LISTED RECORDS »

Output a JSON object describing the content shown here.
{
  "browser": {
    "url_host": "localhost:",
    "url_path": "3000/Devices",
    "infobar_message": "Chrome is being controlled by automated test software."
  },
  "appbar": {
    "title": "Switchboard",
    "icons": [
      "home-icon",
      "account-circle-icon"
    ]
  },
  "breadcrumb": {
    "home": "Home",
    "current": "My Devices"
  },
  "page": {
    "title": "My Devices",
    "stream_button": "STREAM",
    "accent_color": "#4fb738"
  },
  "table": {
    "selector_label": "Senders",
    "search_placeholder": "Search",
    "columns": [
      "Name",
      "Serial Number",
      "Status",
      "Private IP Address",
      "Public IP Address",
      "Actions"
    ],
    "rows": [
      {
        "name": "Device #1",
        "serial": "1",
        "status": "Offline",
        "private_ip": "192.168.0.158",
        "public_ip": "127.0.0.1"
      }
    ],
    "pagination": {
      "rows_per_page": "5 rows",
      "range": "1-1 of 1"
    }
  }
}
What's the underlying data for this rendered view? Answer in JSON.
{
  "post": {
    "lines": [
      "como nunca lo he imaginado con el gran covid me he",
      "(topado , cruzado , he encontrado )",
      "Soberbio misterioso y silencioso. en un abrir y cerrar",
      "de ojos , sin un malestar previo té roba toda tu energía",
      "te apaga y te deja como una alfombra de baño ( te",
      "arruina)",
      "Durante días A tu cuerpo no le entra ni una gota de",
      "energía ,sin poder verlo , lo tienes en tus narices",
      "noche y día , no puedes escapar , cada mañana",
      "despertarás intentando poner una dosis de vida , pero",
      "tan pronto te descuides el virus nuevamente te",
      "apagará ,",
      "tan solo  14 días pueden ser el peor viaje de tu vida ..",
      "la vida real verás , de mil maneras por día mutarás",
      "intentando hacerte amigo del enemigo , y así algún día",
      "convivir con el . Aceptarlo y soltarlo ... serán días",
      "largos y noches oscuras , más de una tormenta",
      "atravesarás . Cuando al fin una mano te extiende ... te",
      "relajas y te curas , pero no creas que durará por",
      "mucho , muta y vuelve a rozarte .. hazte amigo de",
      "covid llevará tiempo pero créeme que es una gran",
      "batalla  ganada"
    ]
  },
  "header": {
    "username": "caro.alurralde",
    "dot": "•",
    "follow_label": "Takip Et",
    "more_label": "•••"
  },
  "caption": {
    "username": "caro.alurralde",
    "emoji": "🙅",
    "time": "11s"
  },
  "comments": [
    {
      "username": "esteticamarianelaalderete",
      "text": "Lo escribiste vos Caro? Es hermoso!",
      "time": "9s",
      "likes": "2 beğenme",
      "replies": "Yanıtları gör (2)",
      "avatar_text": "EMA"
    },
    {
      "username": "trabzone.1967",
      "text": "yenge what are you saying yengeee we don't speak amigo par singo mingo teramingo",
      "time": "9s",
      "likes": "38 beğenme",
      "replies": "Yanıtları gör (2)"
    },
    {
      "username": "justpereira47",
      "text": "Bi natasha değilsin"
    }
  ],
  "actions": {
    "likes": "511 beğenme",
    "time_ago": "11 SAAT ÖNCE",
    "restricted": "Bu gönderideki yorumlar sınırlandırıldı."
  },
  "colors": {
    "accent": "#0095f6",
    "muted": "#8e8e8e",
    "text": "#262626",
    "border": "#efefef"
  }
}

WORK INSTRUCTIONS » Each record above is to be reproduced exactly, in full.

ANSWER SECTION »
Output a JSON object describing the content shown here.
{
  "browser": {
    "url_host": "localhost:",
    "url_path": "3000/Devices",
    "infobar_message": "Chrome is being controlled by automated test software."
  },
  "appbar": {
    "title": "Switchboard",
    "icons": [
      "home-icon",
      "account-circle-icon"
    ]
  },
  "breadcrumb": {
    "home": "Home",
    "current": "My Devices"
  },
  "page": {
    "title": "My Devices",
    "stream_button": "STREAM",
    "accent_color": "#4fb738"
  },
  "table": {
    "selector_label": "Senders",
    "search_placeholder": "Search",
    "columns": [
      "Name",
      "Serial Number",
      "Status",
      "Private IP Address",
      "Public IP Address",
      "Actions"
    ],
    "rows": [
      {
        "name": "Device #1",
        "serial": "1",
        "status": "Offline",
        "private_ip": "192.168.0.158",
        "public_ip": "127.0.0.1"
      }
    ],
    "pagination": {
      "rows_per_page": "5 rows",
      "range": "1-1 of 1"
    }
  }
}
What's the underlying data for this rendered view? Answer in JSON.
{
  "post": {
    "lines": [
      "como nunca lo he imaginado con el gran covid me he",
      "(topado , cruzado , he encontrado )",
      "Soberbio misterioso y silencioso. en un abrir y cerrar",
      "de ojos , sin un malestar previo té roba toda tu energía",
      "te apaga y te deja como una alfombra de baño ( te",
      "arruina)",
      "Durante días A tu cuerpo no le entra ni una gota de",
      "energía ,sin poder verlo , lo tienes en tus narices",
      "noche y día , no puedes escapar , cada mañana",
      "despertarás intentando poner una dosis de vida , pero",
      "tan pronto te descuides el virus nuevamente te",
      "apagará ,",
      "tan solo  14 días pueden ser el peor viaje de tu vida ..",
      "la vida real verás , de mil maneras por día mutarás",
      "intentando hacerte amigo del enemigo , y así algún día",
      "convivir con el . Aceptarlo y soltarlo ... serán días",
      "largos y noches oscuras , más de una tormenta",
      "atravesarás . Cuando al fin una mano te extiende ... te",
      "relajas y te curas , pero no creas que durará por",
      "mucho , muta y vuelve a rozarte .. hazte amigo de",
      "covid llevará tiempo pero créeme que es una gran",
      "batalla  ganada"
    ]
  },
  "header": {
    "username": "caro.alurralde",
    "dot": "•",
    "follow_label": "Takip Et",
    "more_label": "•••"
  },
  "caption": {
    "username": "caro.alurralde",
    "emoji": "🙅",
    "time": "11s"
  },
  "comments": [
    {
      "username": "esteticamarianelaalderete",
      "text": "Lo escribiste vos Caro? Es hermoso!",
      "time": "9s",
      "likes": "2 beğenme",
      "replies": "Yanıtları gör (2)",
      "avatar_text": "EMA"
    },
    {
      "username": "trabzone.1967",
      "text": "yenge what are you saying yengeee we don't speak amigo par singo mingo teramingo",
      "time": "9s",
      "likes": "38 beğenme",
      "replies": "Yanıtları gör (2)"
    },
    {
      "username": "justpereira47",
      "text": "Bi natasha değilsin"
    }
  ],
  "actions": {
    "likes": "511 beğenme",
    "time_ago": "11 SAAT ÖNCE",
    "restricted": "Bu gönderideki yorumlar sınırlandırıldı."
  },
  "colors": {
    "accent": "#0095f6",
    "muted": "#8e8e8e",
    "text": "#262626",
    "border": "#efefef"
  }
}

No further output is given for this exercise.